Activity:
Return all of the data exactly, omitting any images.

######

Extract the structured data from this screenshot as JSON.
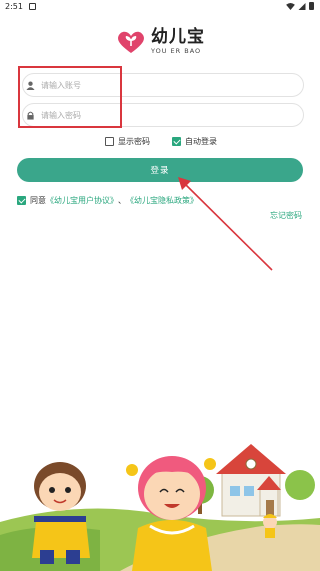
{
  "status_bar": {
    "time": "2:51"
  },
  "logo": {
    "name_cn": "幼儿宝",
    "name_en": "YOU ER BAO"
  },
  "form": {
    "account_placeholder": "请输入账号",
    "password_placeholder": "请输入密码",
    "show_password_label": "显示密码",
    "show_password_checked": false,
    "auto_login_label": "自动登录",
    "auto_login_checked": true,
    "login_button": "登录"
  },
  "agreement": {
    "checked": true,
    "prefix": "同意",
    "user_agreement": "《幼儿宝用户协议》",
    "separator": "、",
    "privacy_policy": "《幼儿宝隐私政策》"
  },
  "forgot_password": "忘记密码",
  "colors": {
    "brand_green": "#3aa68b",
    "link_green": "#2aa77e",
    "annotation_red": "#d9363e"
  }
}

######

Output of the exercise:
Extract the structured data from this screenshot as JSON.
{
  "status_bar": {
    "time": "2:51"
  },
  "logo": {
    "name_cn": "幼儿宝",
    "name_en": "YOU ER BAO"
  },
  "form": {
    "account_placeholder": "请输入账号",
    "password_placeholder": "请输入密码",
    "show_password_label": "显示密码",
    "show_password_checked": false,
    "auto_login_label": "自动登录",
    "auto_login_checked": true,
    "login_button": "登录"
  },
  "agreement": {
    "checked": true,
    "prefix": "同意",
    "user_agreement": "《幼儿宝用户协议》",
    "separator": "、",
    "privacy_policy": "《幼儿宝隐私政策》"
  },
  "forgot_password": "忘记密码",
  "colors": {
    "brand_green": "#3aa68b",
    "link_green": "#2aa77e",
    "annotation_red": "#d9363e"
  }
}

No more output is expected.